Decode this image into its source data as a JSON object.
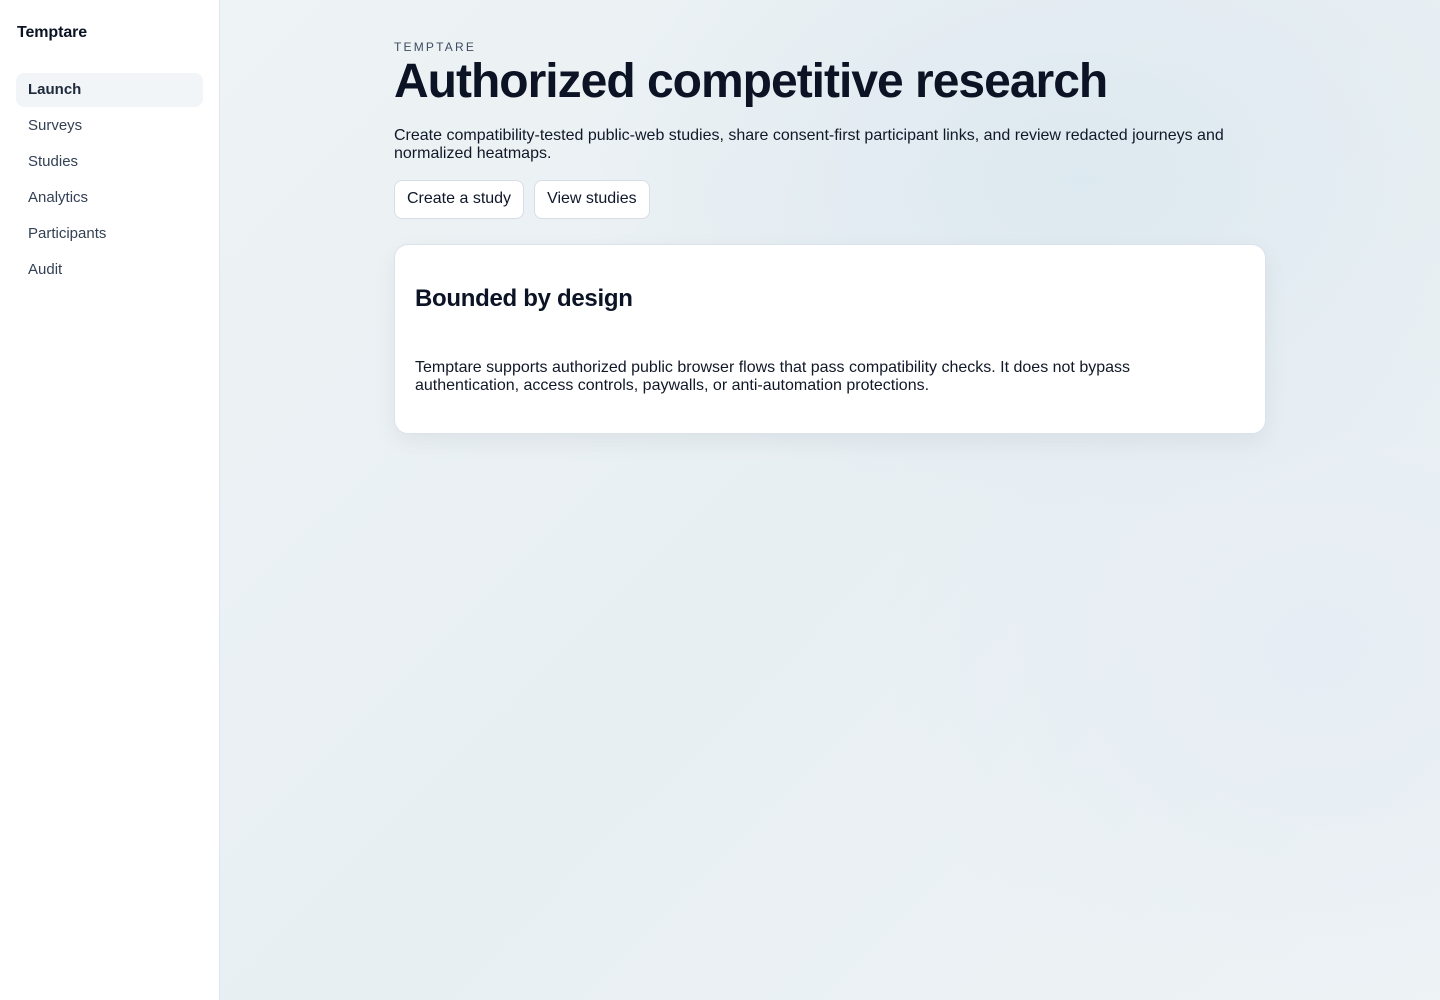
{
  "app": {
    "brand": "Temptare"
  },
  "sidebar": {
    "items": [
      {
        "label": "Launch",
        "active": true
      },
      {
        "label": "Surveys",
        "active": false
      },
      {
        "label": "Studies",
        "active": false
      },
      {
        "label": "Analytics",
        "active": false
      },
      {
        "label": "Participants",
        "active": false
      },
      {
        "label": "Audit",
        "active": false
      }
    ]
  },
  "main": {
    "eyebrow": "TEMPTARE",
    "title": "Authorized competitive research",
    "subtitle": "Create compatibility-tested public-web studies, share consent-first participant links, and review redacted journeys and normalized heatmaps.",
    "actions": {
      "create_label": "Create a study",
      "view_label": "View studies"
    },
    "card": {
      "title": "Bounded by design",
      "body": "Temptare supports authorized public browser flows that pass compatibility checks. It does not bypass authentication, access controls, paywalls, or anti-automation protections."
    }
  },
  "colors": {
    "text_primary": "#0b1324",
    "sidebar_active_bg": "#f1f5f8",
    "border": "#dfe5ec",
    "background": "#e8eff3"
  }
}
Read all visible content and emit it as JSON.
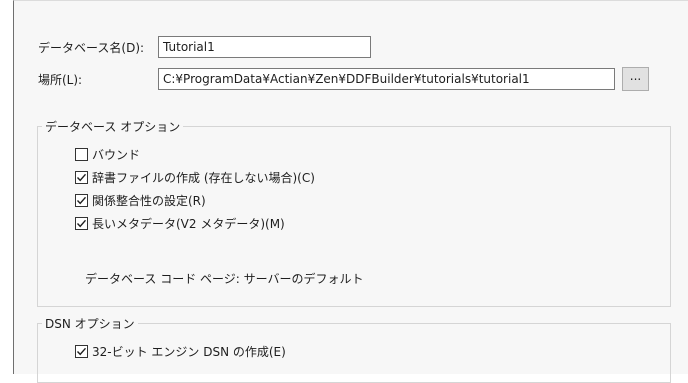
{
  "database": {
    "name_label": "データベース名(D):",
    "name_value": "Tutorial1",
    "location_label": "場所(L):",
    "location_value": "C:¥ProgramData¥Actian¥Zen¥DDFBuilder¥tutorials¥tutorial1",
    "browse_label": "..."
  },
  "db_options": {
    "title": "データベース オプション",
    "items": [
      {
        "label": "バウンド",
        "checked": false
      },
      {
        "label": "辞書ファイルの作成 (存在しない場合)(C)",
        "checked": true
      },
      {
        "label": "関係整合性の設定(R)",
        "checked": true
      },
      {
        "label": "長いメタデータ(V2 メタデータ)(M)",
        "checked": true
      }
    ],
    "code_page_text": "データベース コード ページ: サーバーのデフォルト"
  },
  "dsn_options": {
    "title": "DSN オプション",
    "items": [
      {
        "label": "32-ビット エンジン DSN の作成(E)",
        "checked": true
      }
    ]
  }
}
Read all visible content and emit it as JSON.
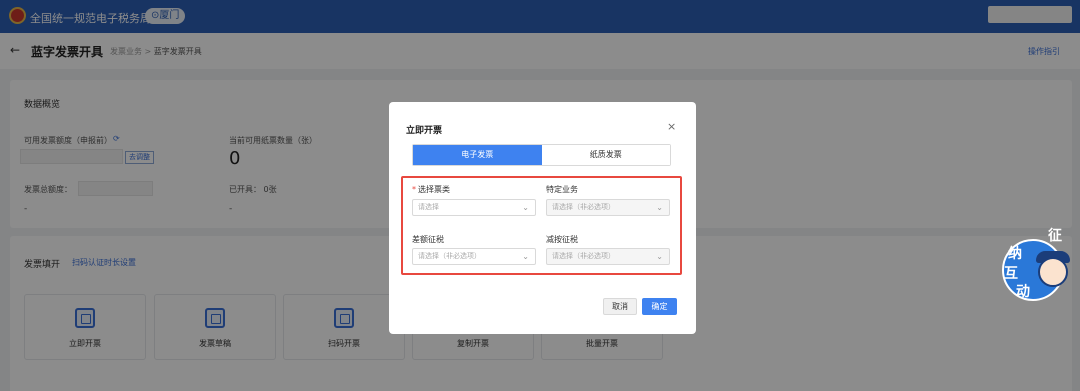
{
  "topbar": {
    "title": "全国统一规范电子税务局",
    "location": "厦门"
  },
  "page": {
    "title": "蓝字发票开具",
    "breadcrumb": {
      "parent": "发票业务",
      "separator": ">",
      "current": "蓝字发票开具"
    },
    "guide": "操作指引"
  },
  "overview": {
    "title": "数据概览",
    "available_quota_label": "可用发票额度（申报前）",
    "apply_button": "去调整",
    "paper_count_label": "当前可用纸票数量（张）",
    "paper_count_value": "0",
    "total_quota_label": "发票总额度：",
    "total_quota_dash": "-",
    "issued_label": "已开具：",
    "issued_value": "0张",
    "issued_dash": "-"
  },
  "invoice_panel": {
    "title": "发票填开",
    "scan_link": "扫码认证时长设置",
    "cards": [
      {
        "label": "立即开票",
        "icon": "invoice-icon"
      },
      {
        "label": "发票草稿",
        "icon": "draft-icon"
      },
      {
        "label": "扫码开票",
        "icon": "qrcode-icon"
      },
      {
        "label": "复制开票",
        "icon": "copy-icon"
      },
      {
        "label": "批量开票",
        "icon": "batch-icon"
      }
    ]
  },
  "modal": {
    "title": "立即开票",
    "close": "×",
    "tabs": [
      {
        "label": "电子发票",
        "active": true
      },
      {
        "label": "纸质发票",
        "active": false
      }
    ],
    "fields": {
      "invoice_type": {
        "label": "选择票类",
        "required_mark": "*",
        "placeholder": "请选择"
      },
      "special_business": {
        "label": "特定业务",
        "placeholder": "请选择（非必选项）"
      },
      "differential_tax": {
        "label": "差额征税",
        "placeholder": "请选择（非必选项）"
      },
      "reduced_tax": {
        "label": "减按征税",
        "placeholder": "请选择（非必选项）"
      }
    },
    "cancel": "取消",
    "confirm": "确定"
  },
  "mascot": {
    "chars": [
      "征",
      "纳",
      "互",
      "动"
    ]
  },
  "colors": {
    "primary": "#3e82f0",
    "highlight": "#e8483f",
    "topbar": "#2d5fb4"
  }
}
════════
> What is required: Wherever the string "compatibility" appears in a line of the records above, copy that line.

> Response:
    "subtitle": "Create compatibility-tested public-web studies, share consent-first participant links, and review redacted journeys and normalized heatmaps.",
      "body": "Temptare supports authorized public browser flows that pass compatibility checks. It does not bypass authentication, access controls, paywalls, or anti-automation protections."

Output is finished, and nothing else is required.